> **EXERCISE INSTRUCTIONS**:
Go through the data below and return each line containing the word "Kling".

(DATA PROVIDED Opens)

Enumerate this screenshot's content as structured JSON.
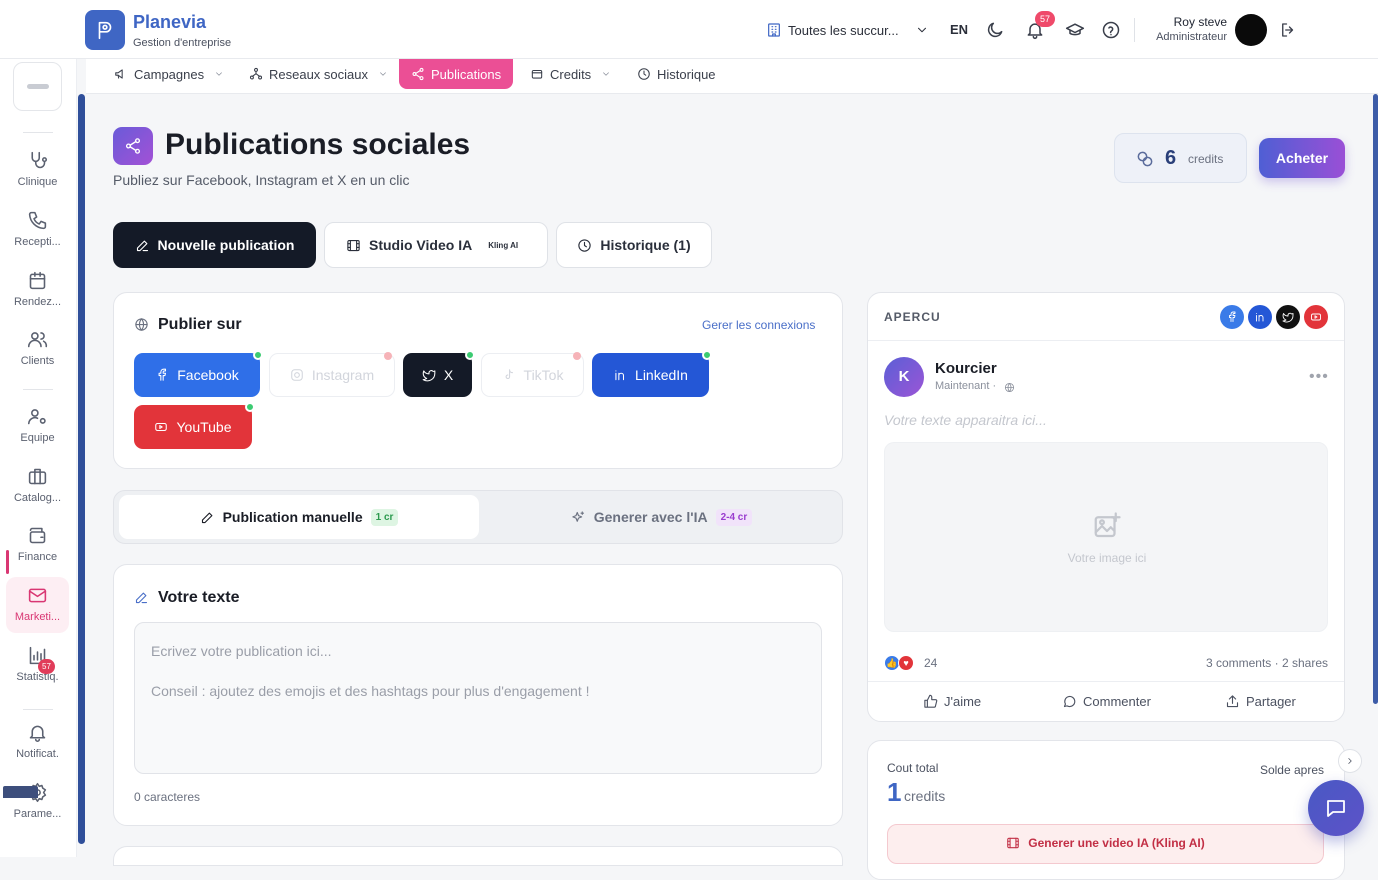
{
  "header": {
    "brand": "Planevia",
    "brand_sub": "Gestion d'entreprise",
    "branch": "Toutes les succur...",
    "lang": "EN",
    "notifications": "57",
    "user_name": "Roy steve",
    "user_role": "Administrateur"
  },
  "sidebar": {
    "items": [
      {
        "label": "Clinique",
        "icon": "stethoscope-icon"
      },
      {
        "label": "Recepti...",
        "icon": "phone-icon"
      },
      {
        "label": "Rendez...",
        "icon": "calendar-icon"
      },
      {
        "label": "Clients",
        "icon": "users-icon"
      },
      {
        "label": "Equipe",
        "icon": "user-cog-icon"
      },
      {
        "label": "Catalog...",
        "icon": "briefcase-icon"
      },
      {
        "label": "Finance",
        "icon": "wallet-icon"
      },
      {
        "label": "Marketi...",
        "icon": "mail-icon"
      },
      {
        "label": "Statistiq.",
        "icon": "bar-chart-icon"
      },
      {
        "label": "Notificat.",
        "icon": "bell-icon"
      },
      {
        "label": "Parame...",
        "icon": "gear-icon"
      }
    ],
    "notif_badge": "57",
    "active": "Marketi..."
  },
  "subnav": {
    "campagnes": "Campagnes",
    "reseaux": "Reseaux sociaux",
    "publications": "Publications",
    "credits": "Credits",
    "historique": "Historique"
  },
  "page": {
    "title": "Publications sociales",
    "subtitle": "Publiez sur Facebook, Instagram et X en un clic",
    "credits_value": "6",
    "credits_label": "credits",
    "buy": "Acheter"
  },
  "tabs": {
    "new": "Nouvelle publication",
    "studio": "Studio Video IA",
    "kling": "Kling AI",
    "history": "Historique (1)"
  },
  "publish": {
    "title": "Publier sur",
    "manage": "Gerer les connexions",
    "networks": [
      {
        "label": "Facebook",
        "connected": true,
        "color": "#2f6fe8"
      },
      {
        "label": "Instagram",
        "connected": false
      },
      {
        "label": "X",
        "connected": true,
        "color": "#141a27"
      },
      {
        "label": "TikTok",
        "connected": false
      },
      {
        "label": "LinkedIn",
        "connected": true,
        "color": "#2457d6"
      },
      {
        "label": "YouTube",
        "connected": true,
        "color": "#e2343a"
      }
    ]
  },
  "mode": {
    "manual": "Publication manuelle",
    "manual_cost": "1 cr",
    "ai": "Generer avec l'IA",
    "ai_cost": "2-4 cr"
  },
  "text": {
    "title": "Votre texte",
    "placeholder": "Ecrivez votre publication ici...\n\nConseil : ajoutez des emojis et des hashtags pour plus d'engagement !",
    "count": "0 caracteres"
  },
  "preview": {
    "label": "APERCU",
    "account": "Kourcier",
    "initial": "K",
    "time": "Maintenant ·",
    "text": "Votre texte apparaitra ici...",
    "image": "Votre image ici",
    "reactions": "24",
    "stats": "3 comments · 2 shares",
    "like": "J'aime",
    "comment": "Commenter",
    "share": "Partager"
  },
  "cost": {
    "label": "Cout total",
    "value": "1",
    "unit": "credits",
    "solde": "Solde apres",
    "video_button": "Generer une video IA (Kling AI)"
  }
}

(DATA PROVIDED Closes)

> **SOLUTION**:
    "kling": "Kling AI",
    "video_button": "Generer une video IA (Kling AI)"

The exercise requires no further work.